## GIVEN INFORMATION
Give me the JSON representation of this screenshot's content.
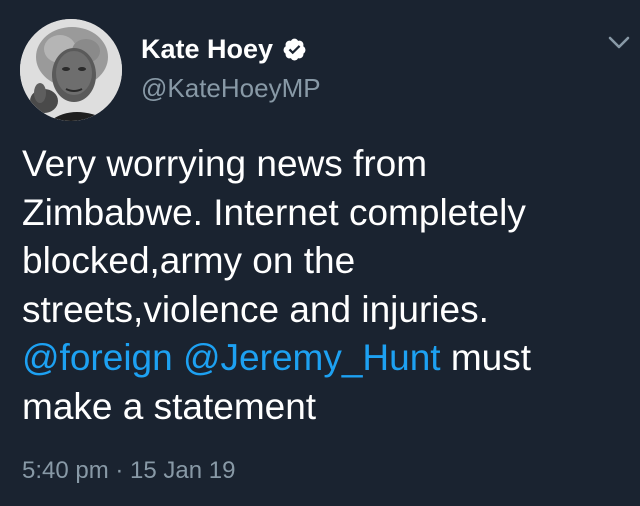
{
  "author": {
    "display_name": "Kate Hoey",
    "handle": "@KateHoeyMP",
    "verified": true
  },
  "tweet": {
    "lines": [
      "Very worrying news from",
      "Zimbabwe. Internet completely",
      "blocked,army on the",
      "streets,violence and injuries."
    ],
    "mention_1": "@foreign",
    "mention_2": "@Jeremy_Hunt",
    "line5_rest": " must",
    "line6": "make a statement"
  },
  "meta": {
    "time": "5:40 pm",
    "separator": " · ",
    "date": "15 Jan 19"
  },
  "icons": {
    "verified": "verified-badge-icon",
    "menu": "chevron-down-icon"
  },
  "colors": {
    "background": "#1a2330",
    "text": "#ffffff",
    "secondary": "#8899a6",
    "link": "#1da1f2"
  }
}
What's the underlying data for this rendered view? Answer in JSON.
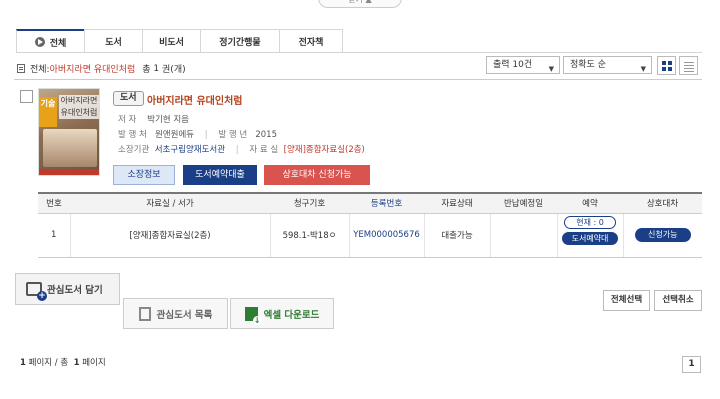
{
  "top_toggle": "닫기 ▲",
  "tabs": [
    {
      "label": "전체",
      "active": true
    },
    {
      "label": "도서"
    },
    {
      "label": "비도서"
    },
    {
      "label": "정기간행물"
    },
    {
      "label": "전자책"
    }
  ],
  "summary": {
    "prefix": "전체:",
    "query": "아버지라면 유대인처럼",
    "count_prefix": "총",
    "count": "1",
    "count_suffix": "권(개)"
  },
  "controls": {
    "output": "출력 10건",
    "sort": "정확도 순"
  },
  "book": {
    "type": "도서",
    "title": "아버지라면 유대인처럼",
    "author_label": "저 자",
    "author": "박기현 지음",
    "publisher_label": "발 행 처",
    "publisher": "원앤원에듀",
    "year_label": "발 행 년",
    "year": "2015",
    "holding_label": "소장기관",
    "holding": "서초구립양재도서관",
    "room_label": "자 료 실",
    "room": "[양재]종합자료실(2층)",
    "cover": {
      "band": "기술",
      "title": "아버지라면 유대인처럼"
    },
    "buttons": {
      "location": "소장정보",
      "reserve": "도서예약대출",
      "interloan": "상호대차 신청가능"
    }
  },
  "holdings_table": {
    "headers": [
      "번호",
      "자료실 / 서가",
      "청구기호",
      "등록번호",
      "자료상태",
      "반납예정일",
      "예약",
      "상호대차"
    ],
    "rows": [
      {
        "no": "1",
        "room": "[양재]종합자료실(2층)",
        "call_no": "598.1-박18ㅇ",
        "reg_no": "YEM000005676",
        "status": "대출가능",
        "due": "",
        "reserve_current": "현재 : 0",
        "reserve_button": "도서예약대출",
        "interloan_button": "신청가능"
      }
    ]
  },
  "actions": {
    "favorite_add": "관심도서 담기",
    "favorite_list": "관심도서 목록",
    "excel_download": "엑셀 다운로드",
    "select_all": "전체선택",
    "deselect": "선택취소"
  },
  "pager": {
    "current": "1",
    "page_label": "페이지 /",
    "total_label": "총",
    "total": "1",
    "total_suffix": "페이지",
    "page_button": "1"
  }
}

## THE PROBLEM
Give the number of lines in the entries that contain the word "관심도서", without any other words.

## SOLVED EXERCISE
2